* Task statement: Please filter the entries for the word "Usuario" and copy every line that has it.

BEGIN Records

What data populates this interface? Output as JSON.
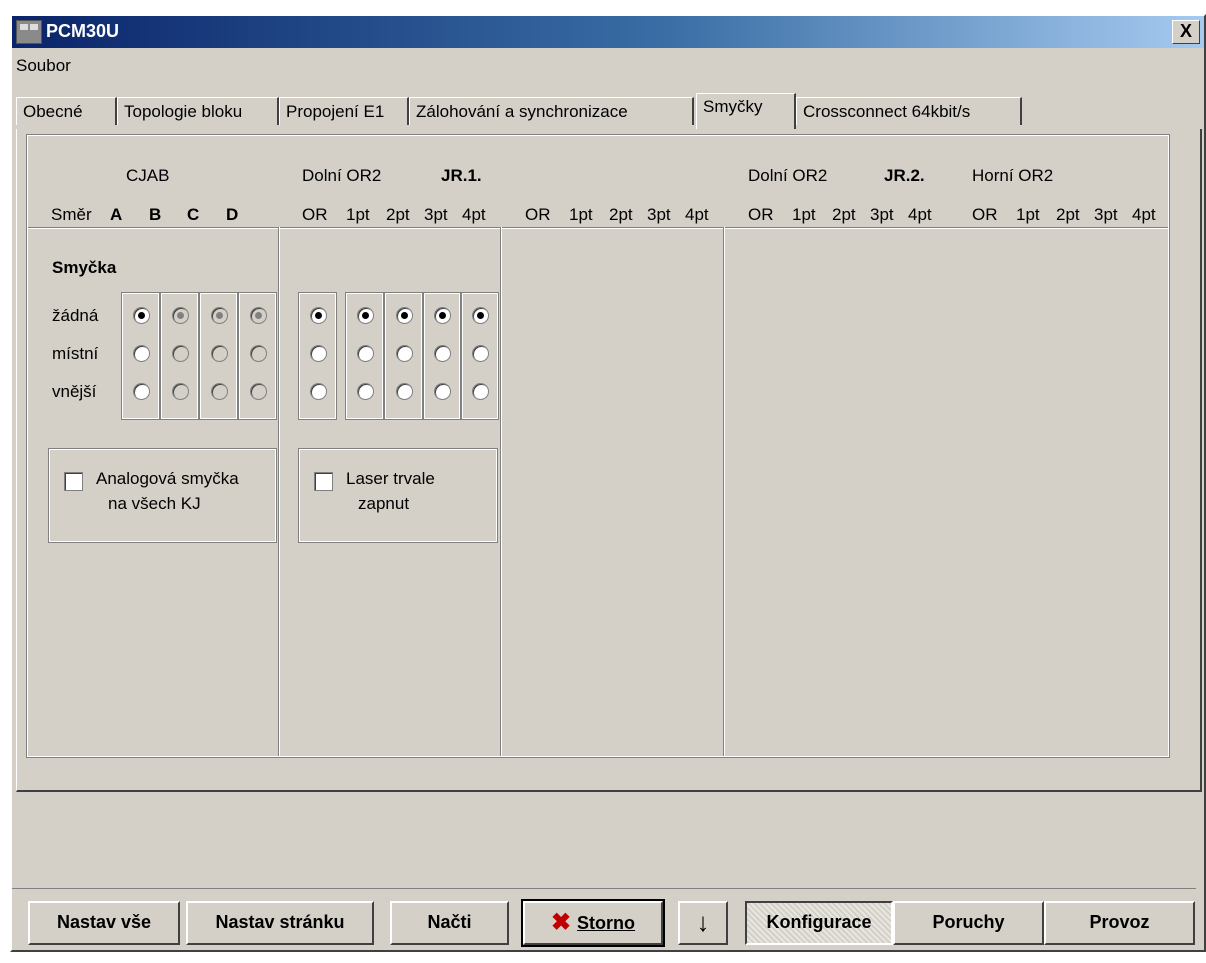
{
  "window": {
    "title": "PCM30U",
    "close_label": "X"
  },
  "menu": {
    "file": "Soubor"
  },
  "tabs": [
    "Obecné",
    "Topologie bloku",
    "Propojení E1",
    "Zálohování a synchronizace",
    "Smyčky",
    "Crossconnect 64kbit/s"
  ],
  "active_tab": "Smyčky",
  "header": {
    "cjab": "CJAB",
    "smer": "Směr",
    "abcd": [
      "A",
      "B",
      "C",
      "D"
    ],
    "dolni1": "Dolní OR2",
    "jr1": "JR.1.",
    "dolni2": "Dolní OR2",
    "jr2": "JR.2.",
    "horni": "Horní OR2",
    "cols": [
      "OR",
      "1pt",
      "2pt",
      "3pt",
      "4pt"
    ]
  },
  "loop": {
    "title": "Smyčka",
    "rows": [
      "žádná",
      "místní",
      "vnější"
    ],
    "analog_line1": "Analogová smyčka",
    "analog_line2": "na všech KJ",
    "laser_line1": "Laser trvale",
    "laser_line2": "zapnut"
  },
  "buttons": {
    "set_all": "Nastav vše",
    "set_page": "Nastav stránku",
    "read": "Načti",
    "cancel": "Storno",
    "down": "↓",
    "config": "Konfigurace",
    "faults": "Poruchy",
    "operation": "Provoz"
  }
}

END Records
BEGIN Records

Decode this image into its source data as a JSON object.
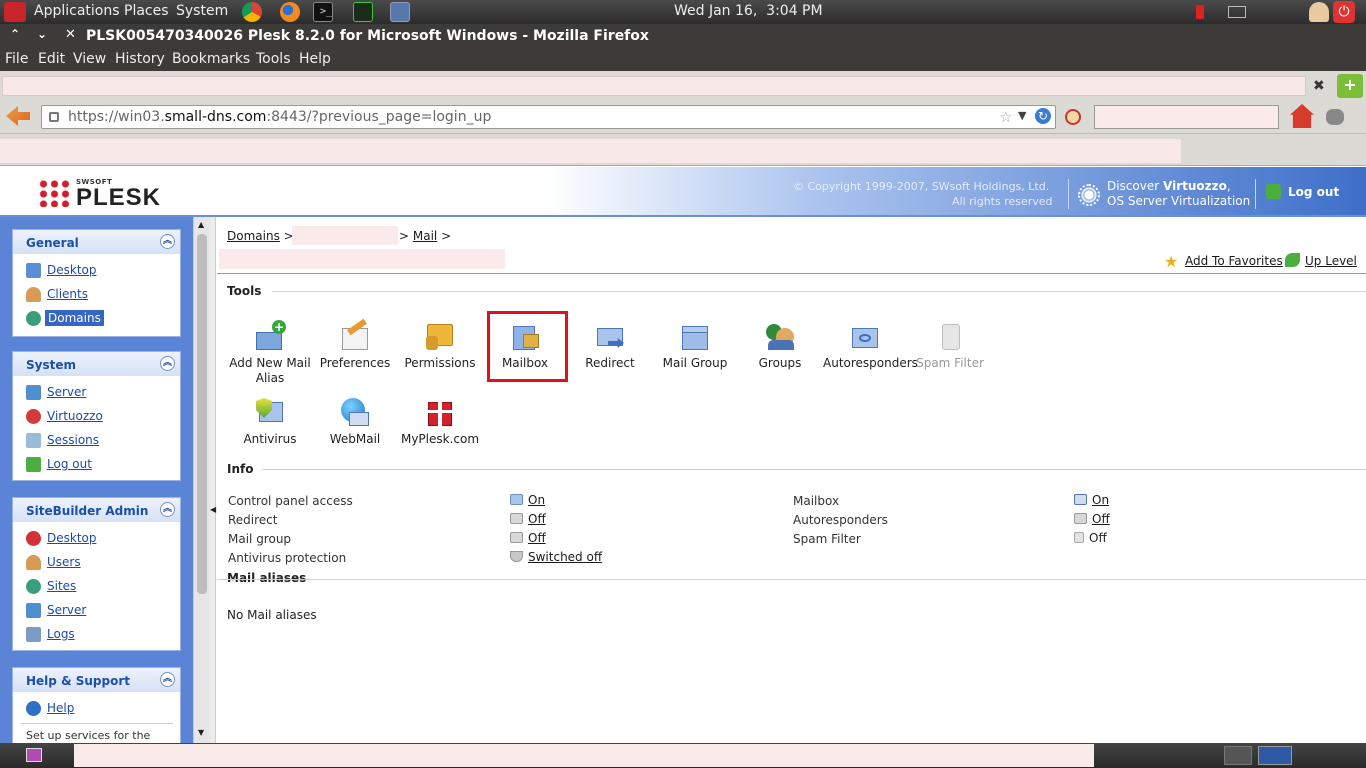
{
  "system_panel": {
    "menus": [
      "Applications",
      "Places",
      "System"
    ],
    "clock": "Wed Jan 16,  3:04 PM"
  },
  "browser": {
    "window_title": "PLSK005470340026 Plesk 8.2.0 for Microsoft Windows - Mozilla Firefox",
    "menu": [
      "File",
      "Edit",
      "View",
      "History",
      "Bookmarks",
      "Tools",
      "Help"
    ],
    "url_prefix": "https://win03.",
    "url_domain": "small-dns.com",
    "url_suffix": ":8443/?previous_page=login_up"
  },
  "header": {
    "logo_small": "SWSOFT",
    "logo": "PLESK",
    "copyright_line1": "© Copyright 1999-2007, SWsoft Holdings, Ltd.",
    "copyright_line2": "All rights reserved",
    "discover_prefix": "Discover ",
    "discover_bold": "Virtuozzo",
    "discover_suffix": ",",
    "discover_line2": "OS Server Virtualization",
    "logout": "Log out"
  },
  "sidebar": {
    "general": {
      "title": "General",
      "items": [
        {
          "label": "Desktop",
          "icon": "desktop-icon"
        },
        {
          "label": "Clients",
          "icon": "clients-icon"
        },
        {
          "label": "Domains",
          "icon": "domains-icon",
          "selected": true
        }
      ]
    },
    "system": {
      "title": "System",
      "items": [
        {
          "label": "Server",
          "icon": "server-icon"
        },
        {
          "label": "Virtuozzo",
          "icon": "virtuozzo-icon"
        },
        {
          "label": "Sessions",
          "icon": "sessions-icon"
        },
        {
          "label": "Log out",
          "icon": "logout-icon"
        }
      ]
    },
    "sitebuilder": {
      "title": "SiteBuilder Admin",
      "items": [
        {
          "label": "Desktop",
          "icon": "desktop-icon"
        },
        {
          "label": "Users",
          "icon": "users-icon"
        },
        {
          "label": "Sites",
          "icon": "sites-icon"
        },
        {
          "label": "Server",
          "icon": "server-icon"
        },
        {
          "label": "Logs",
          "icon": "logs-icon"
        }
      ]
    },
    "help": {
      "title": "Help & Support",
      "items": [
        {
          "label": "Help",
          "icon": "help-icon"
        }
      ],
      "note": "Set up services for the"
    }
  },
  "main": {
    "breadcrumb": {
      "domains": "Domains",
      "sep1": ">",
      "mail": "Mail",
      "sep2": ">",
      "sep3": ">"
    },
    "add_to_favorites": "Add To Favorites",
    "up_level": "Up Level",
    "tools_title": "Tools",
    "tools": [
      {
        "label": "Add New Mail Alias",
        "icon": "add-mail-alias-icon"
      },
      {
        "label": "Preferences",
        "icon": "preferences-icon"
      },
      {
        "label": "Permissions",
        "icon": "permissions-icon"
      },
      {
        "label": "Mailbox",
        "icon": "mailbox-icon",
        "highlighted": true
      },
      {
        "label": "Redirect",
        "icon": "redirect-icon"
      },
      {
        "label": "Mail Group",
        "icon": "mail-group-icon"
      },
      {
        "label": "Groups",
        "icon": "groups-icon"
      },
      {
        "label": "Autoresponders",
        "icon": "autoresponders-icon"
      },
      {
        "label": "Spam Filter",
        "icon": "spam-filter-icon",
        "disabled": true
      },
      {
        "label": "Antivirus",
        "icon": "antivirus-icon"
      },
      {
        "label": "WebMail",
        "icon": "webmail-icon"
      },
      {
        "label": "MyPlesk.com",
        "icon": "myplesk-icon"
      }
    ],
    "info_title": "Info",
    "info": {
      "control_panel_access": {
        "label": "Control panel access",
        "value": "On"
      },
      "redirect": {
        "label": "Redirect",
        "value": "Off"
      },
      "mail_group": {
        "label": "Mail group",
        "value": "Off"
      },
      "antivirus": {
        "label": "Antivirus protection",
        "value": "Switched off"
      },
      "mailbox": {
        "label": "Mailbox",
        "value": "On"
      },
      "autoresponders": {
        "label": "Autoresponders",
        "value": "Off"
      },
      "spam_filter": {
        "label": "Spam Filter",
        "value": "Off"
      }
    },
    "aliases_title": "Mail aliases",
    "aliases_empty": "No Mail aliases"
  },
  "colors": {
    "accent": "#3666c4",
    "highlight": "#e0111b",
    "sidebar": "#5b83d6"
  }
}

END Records
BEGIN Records

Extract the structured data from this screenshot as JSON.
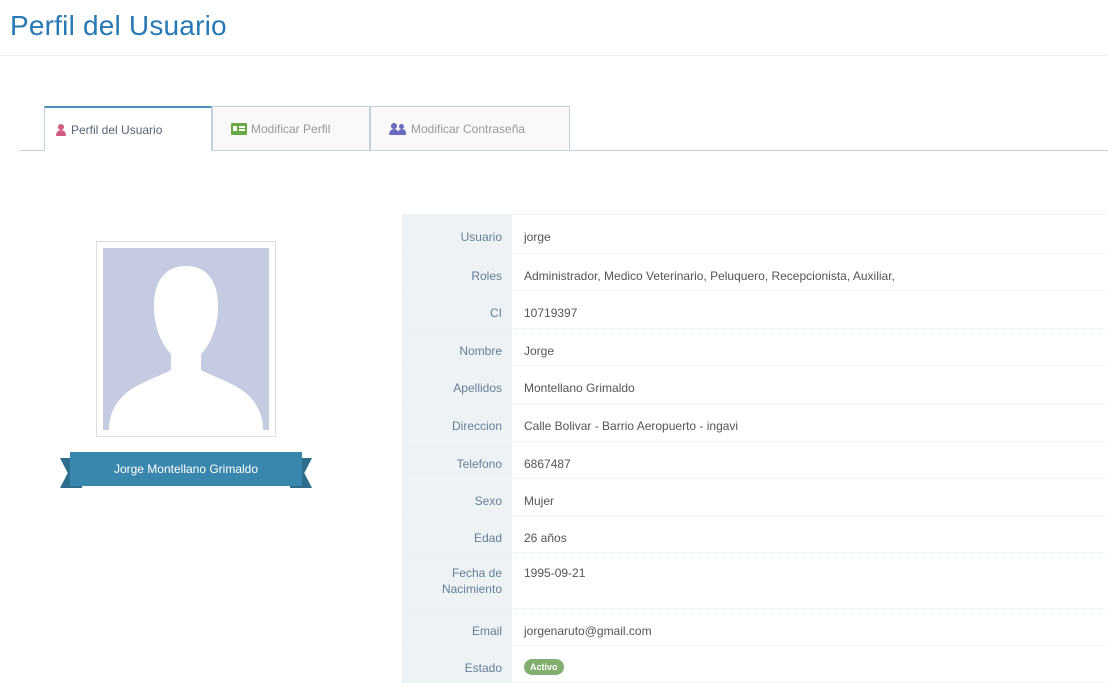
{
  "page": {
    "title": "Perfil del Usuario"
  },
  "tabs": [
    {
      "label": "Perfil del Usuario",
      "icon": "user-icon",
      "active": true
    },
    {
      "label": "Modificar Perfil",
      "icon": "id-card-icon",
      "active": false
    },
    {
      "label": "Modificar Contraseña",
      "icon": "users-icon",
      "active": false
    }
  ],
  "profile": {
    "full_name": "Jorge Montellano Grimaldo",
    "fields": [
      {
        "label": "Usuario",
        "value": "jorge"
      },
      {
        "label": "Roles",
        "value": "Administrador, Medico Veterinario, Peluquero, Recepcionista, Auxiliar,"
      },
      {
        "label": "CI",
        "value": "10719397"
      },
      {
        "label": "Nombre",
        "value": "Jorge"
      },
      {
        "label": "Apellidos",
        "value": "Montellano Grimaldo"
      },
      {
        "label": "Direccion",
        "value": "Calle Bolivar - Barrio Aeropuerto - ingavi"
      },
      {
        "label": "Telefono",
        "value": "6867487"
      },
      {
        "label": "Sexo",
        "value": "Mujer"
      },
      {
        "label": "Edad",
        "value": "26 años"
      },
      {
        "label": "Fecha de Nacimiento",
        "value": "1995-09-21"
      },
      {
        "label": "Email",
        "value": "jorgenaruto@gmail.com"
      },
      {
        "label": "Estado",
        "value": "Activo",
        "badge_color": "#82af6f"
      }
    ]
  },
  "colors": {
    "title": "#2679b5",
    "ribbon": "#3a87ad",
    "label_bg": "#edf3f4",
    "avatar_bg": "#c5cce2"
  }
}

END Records

* Task response:
    "title": "Perfil del Usuario"
      "label": "Perfil del Usuario",
        "label": "Usuario",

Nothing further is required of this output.